Anyone over the age of 14 can ride an electric scooter and you don’t need to have a driving license to use one. However, many of the traffic rules for motorists also apply to e-scooter riders, and misbehaving on a scooter could end up costing you points on your driving license or even getting you a driving ban.

READ ALSO: Driving in Germany: Eight German road signs that confuse foreigners

Can more than one person ride an e-scooter?

No. Only one person is allowed to ride a scooter and if you are caught riding in two, you will get a €10 fine.

Although it might be fun, riding side by side on two scooters is also not allowed and can be punished with a fine of between €15 and €30. Instead, you and your friends have to ride in single file.

Where can you ride an e-scooter?

E-scooters are principally allowed on bike paths and in bike lanes and you can only drive them on the road if there is no bike lane available.

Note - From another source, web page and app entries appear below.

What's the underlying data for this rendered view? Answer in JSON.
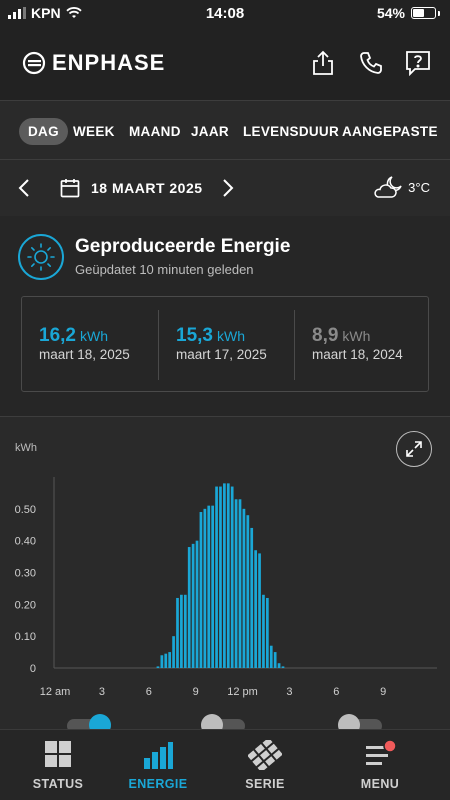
{
  "status_bar": {
    "carrier": "KPN",
    "time": "14:08",
    "battery": "54%",
    "battery_level": 0.54
  },
  "header": {
    "brand": "ENPHASE",
    "icons": [
      "share-icon",
      "phone-icon",
      "help-icon"
    ]
  },
  "tabs": [
    {
      "label": "DAG",
      "active": true
    },
    {
      "label": "WEEK",
      "active": false
    },
    {
      "label": "MAAND",
      "active": false
    },
    {
      "label": "JAAR",
      "active": false
    },
    {
      "label": "LEVENSDUUR",
      "active": false
    },
    {
      "label": "AANGEPASTE",
      "active": false
    }
  ],
  "date_nav": {
    "date": "18 MAART 2025",
    "weather_icon": "partly-cloudy-night-icon",
    "temperature": "3°C"
  },
  "energy": {
    "title": "Geproduceerde Energie",
    "subtitle": "Geüpdatet 10 minuten geleden",
    "stats": [
      {
        "value": "16,2",
        "unit": "kWh",
        "date": "maart 18, 2025",
        "color": "#1aa7d6"
      },
      {
        "value": "15,3",
        "unit": "kWh",
        "date": "maart 17, 2025",
        "color": "#1aa7d6"
      },
      {
        "value": "8,9",
        "unit": "kWh",
        "date": "maart 18, 2024",
        "color": "#8a8a8a"
      }
    ]
  },
  "chart_data": {
    "type": "bar",
    "ylabel": "kWh",
    "y_ticks": [
      "0",
      "0.10",
      "0.20",
      "0.30",
      "0.40",
      "0.50"
    ],
    "ylim": [
      0,
      0.6
    ],
    "x_ticks": [
      "12 am",
      "3",
      "6",
      "9",
      "12 pm",
      "3",
      "6",
      "9"
    ],
    "x_tick_hours": [
      0,
      3,
      6,
      9,
      12,
      15,
      18,
      21
    ],
    "bar_interval_minutes": 15,
    "first_bar_hour": 6.5,
    "bar_color": "#1aa7d6",
    "values": [
      0.005,
      0.04,
      0.045,
      0.05,
      0.1,
      0.22,
      0.23,
      0.23,
      0.38,
      0.39,
      0.4,
      0.49,
      0.5,
      0.51,
      0.51,
      0.57,
      0.57,
      0.58,
      0.58,
      0.57,
      0.53,
      0.53,
      0.5,
      0.48,
      0.44,
      0.37,
      0.36,
      0.23,
      0.22,
      0.07,
      0.05,
      0.015,
      0.005
    ]
  },
  "toggles": [
    {
      "state": "on",
      "color": "#1aa7d6"
    },
    {
      "state": "off",
      "color": "#bdbdbd"
    },
    {
      "state": "off",
      "color": "#bdbdbd"
    }
  ],
  "bottom_nav": [
    {
      "label": "STATUS",
      "icon": "grid-icon",
      "active": false
    },
    {
      "label": "ENERGIE",
      "icon": "bar-chart-icon",
      "active": true
    },
    {
      "label": "SERIE",
      "icon": "solar-panel-icon",
      "active": false
    },
    {
      "label": "MENU",
      "icon": "menu-icon",
      "active": false,
      "badge_color": "#f05a5a"
    }
  ]
}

If you do drive on the road, you must keep as far to the right as possible and you are not allowed to ride in bus lanes.

It’s also forbidden to ride an e-scooter on the motorway – doing so will get you a €20 fine. 

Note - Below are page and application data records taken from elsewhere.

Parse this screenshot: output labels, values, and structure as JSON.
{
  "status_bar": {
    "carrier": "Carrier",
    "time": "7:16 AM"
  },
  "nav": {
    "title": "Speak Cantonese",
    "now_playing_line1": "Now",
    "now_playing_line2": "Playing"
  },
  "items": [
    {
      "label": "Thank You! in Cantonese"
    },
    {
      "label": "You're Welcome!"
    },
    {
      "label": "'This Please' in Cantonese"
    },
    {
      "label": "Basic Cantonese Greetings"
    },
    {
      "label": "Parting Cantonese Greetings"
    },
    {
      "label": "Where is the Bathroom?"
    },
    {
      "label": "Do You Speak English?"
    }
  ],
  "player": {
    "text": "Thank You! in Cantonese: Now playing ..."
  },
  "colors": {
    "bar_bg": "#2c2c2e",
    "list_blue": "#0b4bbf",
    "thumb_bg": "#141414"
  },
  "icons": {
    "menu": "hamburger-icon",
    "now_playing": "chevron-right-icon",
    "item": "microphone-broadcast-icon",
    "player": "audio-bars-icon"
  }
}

Riding an e-scooter on the pavement, in pedestrian-only zones, or in one-way streets against the direction of traffic is also not allowed and can land you a fine of between €15 and €30.

However, e-scooters are allowed on one-way or no-entry roads which have a “cyclists free” sign.

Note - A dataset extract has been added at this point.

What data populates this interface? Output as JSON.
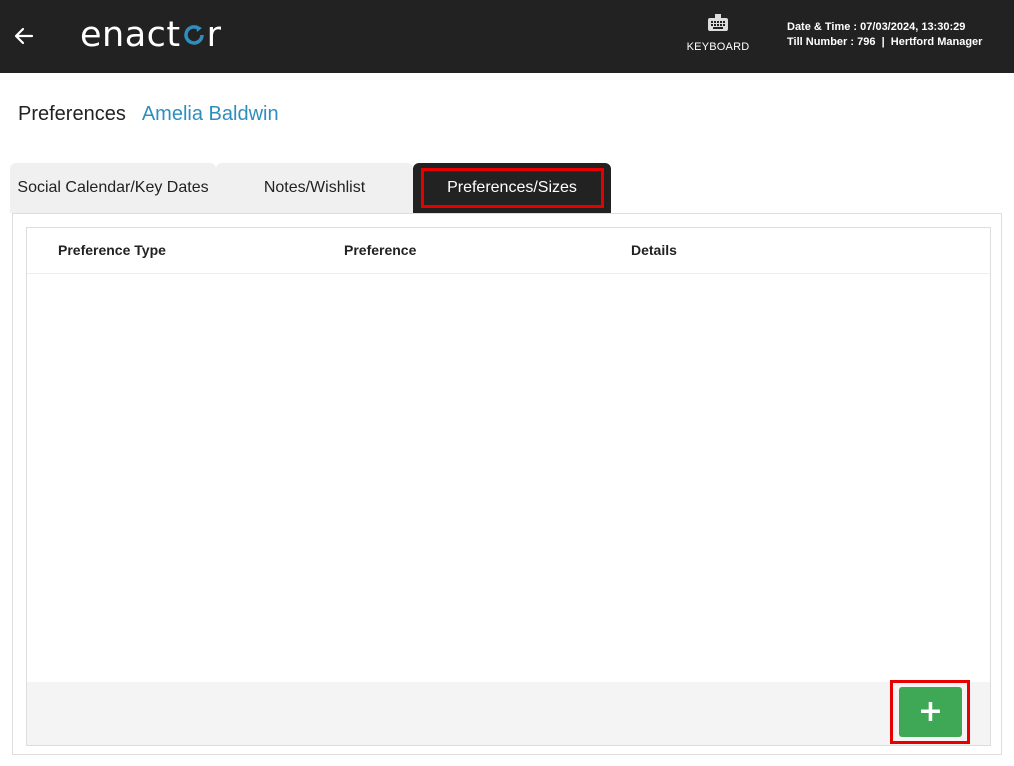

A no-entry sign with a “cyclists free” sign underneath. This sign also applies to e-scooters. Photo: picture alliance / dpa | Jens Kalaene

Which traffic light rules apply to electric scooters?

E-scooter riders have to abide by traffic lights just like motorists, and the fine for ignoring a red light on an e-scooter is between €60 and €180.

However, if there is also a traffic light for bicycles, e-scooter riders can follow this one instead.

Is there an alcohol limit for electric scooters?

Yes, the same alcohol limits for motorists apply to electric scooter riders.

This means that anyone who drives with a blood alcohol level of between 0.5 to 1.09 is liable for a fine of €500, a 1-month driving ban and 2 points on their driving license.

It’s a criminal offence to ride an electric scooter with a blood alcohol concentration of at more than 1.1, as is causing an accident with a blood alcohol level of more than 0.3.

Under 21s must be completely alcohol free – with a blood alcohol level of 0.0 – to ride an e-scooter.

Where can e-scooters be parked?

E-scooters can be parked at the roadside, on the pavement and in pedestrian zones with designated e-scooter parking areas. However, e-scooters must be parked in such a way that they don’t obstruct or endanger pedestrians or other road users. 

Parked e-scooters in Stuttgart. Photo: picture alliance/dpa | Christoph Schmidt

Which rules are there for e-scooter owners?

If you’ve upgraded from renting to owning your own scooter, there are certain requirements you have to be aware of. 

Firstly, it’s mandatory to have liability insurance and a special sticker (similar to a license plate) stuck to the scooter to show that it is insured.

READ ALSO: German words you need to know: Haftpflichtversicherung

E-scooter owners also have to make sure that they have two independently working brakes and lights. 

Which other rules should I be aware of?

As with driving a car or cycling, you are not allowed to use your mobile phone while riding an e-scooter (which is pretty challenging anyway). If you’re caught doing so, you’ll get a €100 fine and a point on your driving license. 

It’s not mandatory to wear a helmet when riding an e-scooter, though it is recommended.